plpy module also provides the functions
plpy.fatal actually raise a Python exception which, if uncaught, propagates out to the calling query, causing the current transaction or subtransaction to be aborted.
msg) are equivalent to calling
msg), respectively but the
raise form does not allow passing keyword arguments. The other functions only generate messages of different priority levels. Whether messages of a particular priority are reported to the client, written to the server log, or both is controlled by the log_min_messages and client_min_messages configuration variables. See Chapter 19 for more information.
msg argument is given as a positional argument. For backward compatibility, more than one positional argument can be given. In that case, the string representation of the tuple of positional arguments becomes the message reported to the client.
The following keyword-only arguments are accepted:
The string representation of the objects passed as keyword-only arguments is used to enrich the messages reported to the client. For example:
CREATE FUNCTION raise_custom_exception() RETURNS void AS $$plpy.error("custom exception message",detail="some info about exception",hint="hint for users")$$ LANGUAGE plpythonu;=# SELECT raise_custom_exception();ERROR: plpy.Error: custom exception messageDETAIL: some info about exceptionHINT: hint for usersCONTEXT: Traceback (most recent call last):PL/Python function "raise_custom_exception", line 4, in <module>hint="hint for users")PL/Python function "raise_custom_exception"
Another set of utility functions are
string). They are equivalent to the built-in quoting functions described in Section 9.4. They are useful when constructing ad-hoc queries.

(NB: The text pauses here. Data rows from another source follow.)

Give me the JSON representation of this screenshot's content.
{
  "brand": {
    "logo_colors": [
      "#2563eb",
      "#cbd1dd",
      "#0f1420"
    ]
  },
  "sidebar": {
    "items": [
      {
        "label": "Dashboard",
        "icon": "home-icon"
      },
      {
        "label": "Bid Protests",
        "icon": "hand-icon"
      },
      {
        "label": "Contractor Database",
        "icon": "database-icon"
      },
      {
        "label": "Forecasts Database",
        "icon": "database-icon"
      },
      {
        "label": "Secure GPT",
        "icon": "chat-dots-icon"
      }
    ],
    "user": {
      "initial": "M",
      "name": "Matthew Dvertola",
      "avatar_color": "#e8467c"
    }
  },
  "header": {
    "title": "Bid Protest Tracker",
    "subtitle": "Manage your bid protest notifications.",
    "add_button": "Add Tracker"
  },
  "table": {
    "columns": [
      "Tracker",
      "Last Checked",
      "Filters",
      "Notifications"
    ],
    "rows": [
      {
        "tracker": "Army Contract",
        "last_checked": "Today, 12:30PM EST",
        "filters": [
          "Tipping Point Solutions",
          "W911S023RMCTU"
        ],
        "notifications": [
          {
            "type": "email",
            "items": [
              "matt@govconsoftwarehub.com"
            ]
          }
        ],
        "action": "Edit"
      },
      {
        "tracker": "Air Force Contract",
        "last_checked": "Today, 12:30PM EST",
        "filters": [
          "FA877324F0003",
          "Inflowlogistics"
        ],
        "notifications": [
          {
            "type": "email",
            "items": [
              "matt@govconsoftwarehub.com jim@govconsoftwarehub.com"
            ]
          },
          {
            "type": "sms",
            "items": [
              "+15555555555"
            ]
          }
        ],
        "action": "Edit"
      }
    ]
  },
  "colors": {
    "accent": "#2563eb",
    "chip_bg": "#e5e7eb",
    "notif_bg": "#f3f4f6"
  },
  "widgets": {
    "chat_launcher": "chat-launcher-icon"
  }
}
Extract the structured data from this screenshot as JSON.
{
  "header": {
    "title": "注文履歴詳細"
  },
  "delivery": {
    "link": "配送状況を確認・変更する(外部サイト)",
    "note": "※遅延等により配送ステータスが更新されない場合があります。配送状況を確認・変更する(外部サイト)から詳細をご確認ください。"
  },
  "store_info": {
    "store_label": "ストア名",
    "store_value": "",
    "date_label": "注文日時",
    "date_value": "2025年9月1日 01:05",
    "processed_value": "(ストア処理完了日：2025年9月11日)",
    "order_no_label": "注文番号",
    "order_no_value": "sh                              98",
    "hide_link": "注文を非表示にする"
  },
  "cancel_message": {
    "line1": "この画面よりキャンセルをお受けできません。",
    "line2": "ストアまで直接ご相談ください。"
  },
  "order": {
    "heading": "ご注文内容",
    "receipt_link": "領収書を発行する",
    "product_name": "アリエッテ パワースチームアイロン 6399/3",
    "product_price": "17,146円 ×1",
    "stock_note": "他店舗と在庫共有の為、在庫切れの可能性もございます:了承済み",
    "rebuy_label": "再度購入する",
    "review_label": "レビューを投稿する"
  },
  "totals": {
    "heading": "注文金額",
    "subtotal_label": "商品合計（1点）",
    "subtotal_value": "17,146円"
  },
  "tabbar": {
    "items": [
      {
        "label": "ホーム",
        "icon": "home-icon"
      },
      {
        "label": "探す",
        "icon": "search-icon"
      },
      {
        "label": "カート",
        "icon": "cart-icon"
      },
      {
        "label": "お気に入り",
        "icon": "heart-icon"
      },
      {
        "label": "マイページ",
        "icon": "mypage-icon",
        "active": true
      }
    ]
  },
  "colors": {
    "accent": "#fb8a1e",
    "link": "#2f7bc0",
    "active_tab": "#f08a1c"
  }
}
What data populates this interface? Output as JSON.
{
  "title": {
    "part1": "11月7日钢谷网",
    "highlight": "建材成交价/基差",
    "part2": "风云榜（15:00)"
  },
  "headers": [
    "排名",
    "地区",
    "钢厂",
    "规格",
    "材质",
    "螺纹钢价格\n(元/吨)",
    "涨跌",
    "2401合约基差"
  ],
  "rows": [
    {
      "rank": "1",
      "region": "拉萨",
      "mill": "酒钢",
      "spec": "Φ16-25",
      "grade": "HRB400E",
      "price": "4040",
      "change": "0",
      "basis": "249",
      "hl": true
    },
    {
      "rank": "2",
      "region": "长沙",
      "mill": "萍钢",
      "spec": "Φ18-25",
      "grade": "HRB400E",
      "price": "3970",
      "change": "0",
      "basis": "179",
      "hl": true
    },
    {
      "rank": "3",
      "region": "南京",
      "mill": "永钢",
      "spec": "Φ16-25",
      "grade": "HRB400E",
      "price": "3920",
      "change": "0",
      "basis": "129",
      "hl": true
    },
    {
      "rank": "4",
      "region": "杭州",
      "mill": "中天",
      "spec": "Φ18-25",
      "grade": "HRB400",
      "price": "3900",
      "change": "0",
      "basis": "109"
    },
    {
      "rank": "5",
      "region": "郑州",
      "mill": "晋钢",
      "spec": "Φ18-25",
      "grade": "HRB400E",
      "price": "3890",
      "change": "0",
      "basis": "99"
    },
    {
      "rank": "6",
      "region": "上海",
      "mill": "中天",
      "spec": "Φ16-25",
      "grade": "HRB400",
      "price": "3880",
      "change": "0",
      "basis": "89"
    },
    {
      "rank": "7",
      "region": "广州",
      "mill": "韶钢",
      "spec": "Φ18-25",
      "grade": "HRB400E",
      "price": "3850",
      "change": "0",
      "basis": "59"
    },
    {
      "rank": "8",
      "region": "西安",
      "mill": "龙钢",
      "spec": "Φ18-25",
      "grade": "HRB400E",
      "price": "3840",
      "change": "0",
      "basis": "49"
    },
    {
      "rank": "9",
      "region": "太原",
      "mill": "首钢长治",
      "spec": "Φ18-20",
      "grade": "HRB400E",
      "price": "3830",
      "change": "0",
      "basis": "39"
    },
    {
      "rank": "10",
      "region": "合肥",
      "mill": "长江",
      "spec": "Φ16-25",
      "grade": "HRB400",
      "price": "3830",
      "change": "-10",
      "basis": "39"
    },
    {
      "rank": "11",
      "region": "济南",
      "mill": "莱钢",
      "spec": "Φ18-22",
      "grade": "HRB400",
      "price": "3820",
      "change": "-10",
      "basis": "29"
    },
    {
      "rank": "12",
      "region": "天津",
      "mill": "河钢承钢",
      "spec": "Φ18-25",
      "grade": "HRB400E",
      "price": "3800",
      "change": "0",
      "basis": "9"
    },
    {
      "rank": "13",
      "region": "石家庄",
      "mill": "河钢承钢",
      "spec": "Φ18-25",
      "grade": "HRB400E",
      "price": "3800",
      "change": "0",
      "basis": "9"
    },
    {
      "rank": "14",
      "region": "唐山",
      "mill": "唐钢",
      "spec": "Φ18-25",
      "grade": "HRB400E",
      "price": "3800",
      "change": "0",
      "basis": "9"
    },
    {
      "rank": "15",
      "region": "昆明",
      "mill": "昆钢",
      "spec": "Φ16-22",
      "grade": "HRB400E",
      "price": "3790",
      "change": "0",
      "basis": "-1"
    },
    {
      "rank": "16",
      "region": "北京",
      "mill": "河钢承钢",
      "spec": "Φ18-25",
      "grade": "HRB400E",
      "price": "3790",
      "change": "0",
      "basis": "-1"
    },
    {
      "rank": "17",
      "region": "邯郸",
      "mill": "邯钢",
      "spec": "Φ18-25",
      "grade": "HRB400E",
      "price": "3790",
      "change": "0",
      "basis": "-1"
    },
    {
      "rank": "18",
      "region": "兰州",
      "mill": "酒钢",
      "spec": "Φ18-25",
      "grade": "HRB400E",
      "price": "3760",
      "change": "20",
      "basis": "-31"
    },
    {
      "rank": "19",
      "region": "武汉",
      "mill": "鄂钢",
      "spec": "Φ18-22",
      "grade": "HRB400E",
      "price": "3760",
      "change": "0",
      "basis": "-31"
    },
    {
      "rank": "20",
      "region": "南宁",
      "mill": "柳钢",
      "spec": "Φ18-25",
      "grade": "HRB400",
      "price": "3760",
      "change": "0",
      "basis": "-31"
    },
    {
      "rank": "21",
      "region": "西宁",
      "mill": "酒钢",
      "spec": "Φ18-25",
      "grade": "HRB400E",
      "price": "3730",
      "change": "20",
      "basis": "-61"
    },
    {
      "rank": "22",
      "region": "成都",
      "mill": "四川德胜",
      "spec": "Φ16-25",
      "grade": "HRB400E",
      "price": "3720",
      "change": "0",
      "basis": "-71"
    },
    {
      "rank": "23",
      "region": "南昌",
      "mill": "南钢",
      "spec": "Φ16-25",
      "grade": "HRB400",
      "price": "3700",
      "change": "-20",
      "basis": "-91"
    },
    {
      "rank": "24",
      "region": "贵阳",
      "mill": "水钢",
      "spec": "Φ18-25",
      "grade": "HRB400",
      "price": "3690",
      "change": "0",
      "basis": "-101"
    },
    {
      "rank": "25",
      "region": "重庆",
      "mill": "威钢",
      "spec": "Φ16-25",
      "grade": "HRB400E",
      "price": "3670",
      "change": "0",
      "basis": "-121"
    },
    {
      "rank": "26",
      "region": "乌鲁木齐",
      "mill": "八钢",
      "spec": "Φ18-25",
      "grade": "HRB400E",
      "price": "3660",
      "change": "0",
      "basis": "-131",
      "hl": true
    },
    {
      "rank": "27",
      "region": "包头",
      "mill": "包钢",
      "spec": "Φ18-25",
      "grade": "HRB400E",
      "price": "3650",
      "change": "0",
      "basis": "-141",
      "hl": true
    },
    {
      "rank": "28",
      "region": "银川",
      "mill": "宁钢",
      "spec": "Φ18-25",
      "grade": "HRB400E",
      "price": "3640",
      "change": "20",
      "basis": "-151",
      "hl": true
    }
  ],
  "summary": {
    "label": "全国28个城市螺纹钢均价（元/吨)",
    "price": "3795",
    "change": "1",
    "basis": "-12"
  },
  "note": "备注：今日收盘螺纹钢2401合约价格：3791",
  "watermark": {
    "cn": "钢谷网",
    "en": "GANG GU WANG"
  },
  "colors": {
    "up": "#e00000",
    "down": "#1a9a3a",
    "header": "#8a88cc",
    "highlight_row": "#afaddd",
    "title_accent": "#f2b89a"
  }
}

A PL/Python equivalent of dynamic SQL from Example 42.1 would be:
plpy.execute("UPDATE tbl SET %s = %s WHERE key = %s" % (plpy.quote_ident(colname),plpy.quote_nullable(newvalue),plpy.quote_literal(keyvalue)))